Several labor courts have already had to deal with applications for an interim injunction from works councils trying to prevent the reopening of the company after the COVID-19 pandemic because no agreement had yet been reached between the parties. In its decision of May 4, 2020, the Hamm Labor Court has now stated for the first time that in such a case the works council cannot prevent the reopening of a plant, and in particular cannot demand the closure of a plant, even if co-determination rights have been disregarded.
Hamm Labor Court, Order of May 4, 2020 -2 BVGa 2/20
The owner of a retail store had concluded a works agreement on short-time work and a company closure until May 31, 2020. Due to the gradual reopening of the economy, the employer wanted to reopen the store as early as April 28, 2020 and employ the workforce for 20% – 80% of their regular work hours. The employer allocated working hours to the employees by means of a staff deployment plan and they resumed work on April 28, 2020. The works council did not agree to this. Negotiations on the implementation of the “SARS-CoV-2 Occupational Safety and Health Standard” (decree of the German Federal Ministry of Labor and Social Affairs of April 16, 2020) were not conducted with the works council either. As a result, the works council initiated interim injunction proceedings to prevent the reopening of the retail store or alternatively to achieve a closure of the store.
The Labor Court came to two conclusions:
On the one hand, the employer is not allowed to assign working hours to employees without the consent of the works council or the replacement of the consent by the conciliation committee. The parties had agreed to suspend all work duties until May 31, 2020 by means of a works agreement. The early recall to work would therefore require the express consent of the works council. The works council’s right to injunctive relief results directly from the works agreement on the one hand and from sec. 87 (1) no. 2 and 3 of the Works Constitution Act on the other hand.
Other than that, however, the Hamm Labor Court refused to close the store until a works agreement on risk assessment in accordance with the “SARS-CoV-2 Occupational Safety and Health Standard” had been concluded. The decree of the Federal Ministry of Labor and Social Affairs does not provide a legal basis for such a legal consequence until a regulation has been concluded between the parties. The works council cannot base its decisions on sec. 87 (1) no. 7, of the Works Constitution Act, because this provision presupposes a legal norm, which is lacking in the present case. The court is convinced that the occupational health and safety standards of the Federal Ministry of Labor and Social Affairs are not such a legal norm, so that the provision of sec. 87 (1) no. 7 of the Works Constitution Act does not apply. However, even if the aforementioned provision were to apply, the works council would not be entitled to claim for injunctive relief directed towards a closure of the store and a prohibition of the employment of employees until a works agreement on health protection had been concluded. Rather, the works council would have to appeal to the conciliation committee in order to achieve the enforcement of occupational health and safety standards in the company.

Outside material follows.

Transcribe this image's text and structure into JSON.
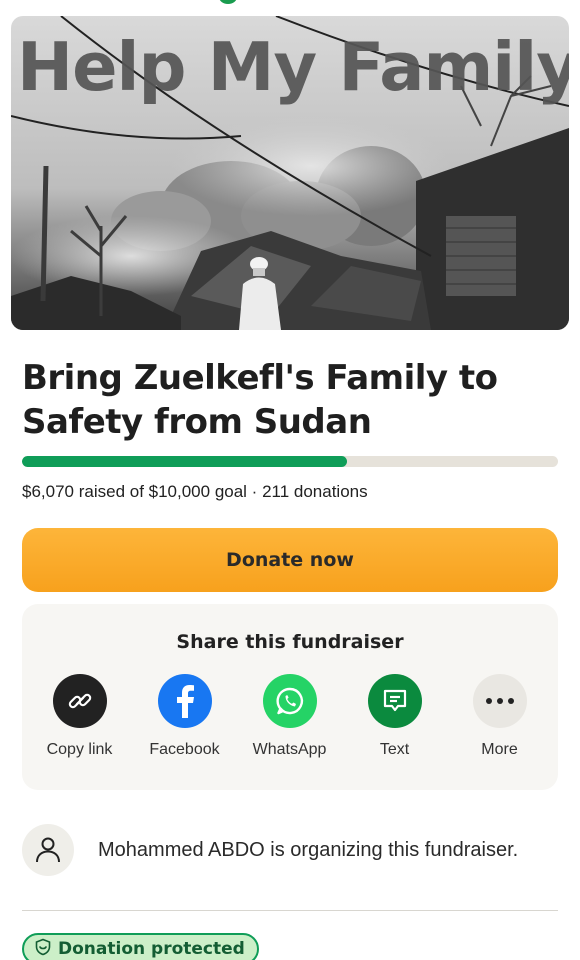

The decision of the Hamm Labor Court may appear contradictory at first glance because, on the one hand, a store closure cannot be demanded while, on the other hand, the demand that the employees (who are necessary to operate the store) return to work early is denied until the works council has given its consent. In this respect, however, it should not be forgotten that business operations could ultimately be maintained by “third parties” who do not have employee status and are therefore not represented by the works council.
Fortunately, the Hamm Labor Court’s decision deviates from previous, comparable labor court decisions in favor of employers. The Neumünster Labor Court (decision of April 28, 2020 – 4 BVGa 3a/20), the Berlin Labor Court (decision of April 27, 2020 – 46 AR 50030/20) and the Stuttgart Labor Court (decision of April 28, 2020 – 3 BVGa 7/20) had granted the respective works councils extensive co-determination rights in the implementation of the SARS-CoV-2 Occupational Safety and Health Standard and punished their disregard with site closures in interim injunction proceedings.